> _Task statement_
Output only how many lines below contain "imagen".

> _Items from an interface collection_
Content starts

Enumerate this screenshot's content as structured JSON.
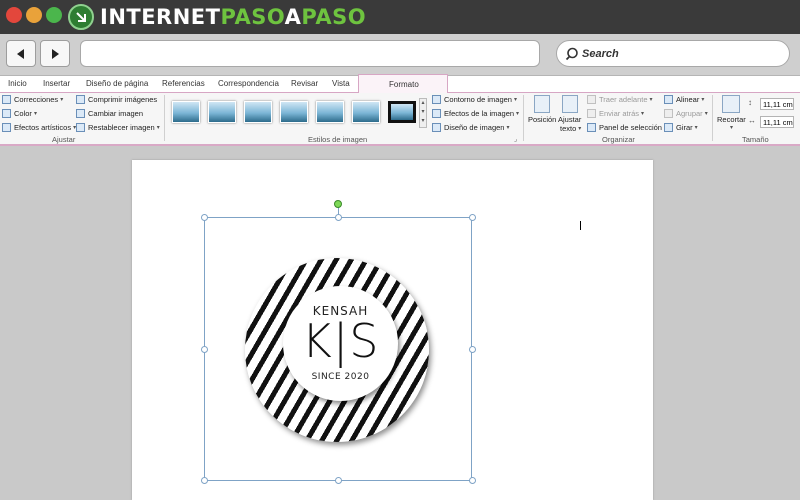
{
  "window": {
    "logo": {
      "part1": "INTERNET",
      "part2": "PASO",
      "part3": "A",
      "part4": "PASO"
    }
  },
  "browser": {
    "address_value": "",
    "search_placeholder": "Search"
  },
  "ribbon": {
    "tabs": [
      "Inicio",
      "Insertar",
      "Diseño de página",
      "Referencias",
      "Correspondencia",
      "Revisar",
      "Vista",
      "Formato"
    ],
    "ajustar": {
      "items": [
        "Correcciones",
        "Color",
        "Efectos artísticos",
        "Comprimir imágenes",
        "Cambiar imagen",
        "Restablecer imagen"
      ],
      "group_label": "Ajustar"
    },
    "estilos": {
      "items": [
        "Contorno de imagen",
        "Efectos de la imagen",
        "Diseño de imagen"
      ],
      "group_label": "Estilos de imagen"
    },
    "organizar": {
      "posicion": "Posición",
      "ajustar_1": "Ajustar",
      "ajustar_2": "texto",
      "traer": "Traer adelante",
      "enviar": "Enviar atrás",
      "panel": "Panel de selección",
      "alinear": "Alinear",
      "agrupar": "Agrupar",
      "girar": "Girar",
      "group_label": "Organizar"
    },
    "tamano": {
      "recortar": "Recortar",
      "height": "11,11 cm",
      "width": "11,11 cm",
      "group_label": "Tamaño"
    }
  },
  "image": {
    "name": "KENSAH",
    "monogram": "K|S",
    "since": "SINCE 2020"
  },
  "colors": {
    "titlebar": "#3a3a3a",
    "accent_green": "#6ec33f",
    "ribbon_accent": "#d9a9c6"
  }
}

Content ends

> _Result below_
6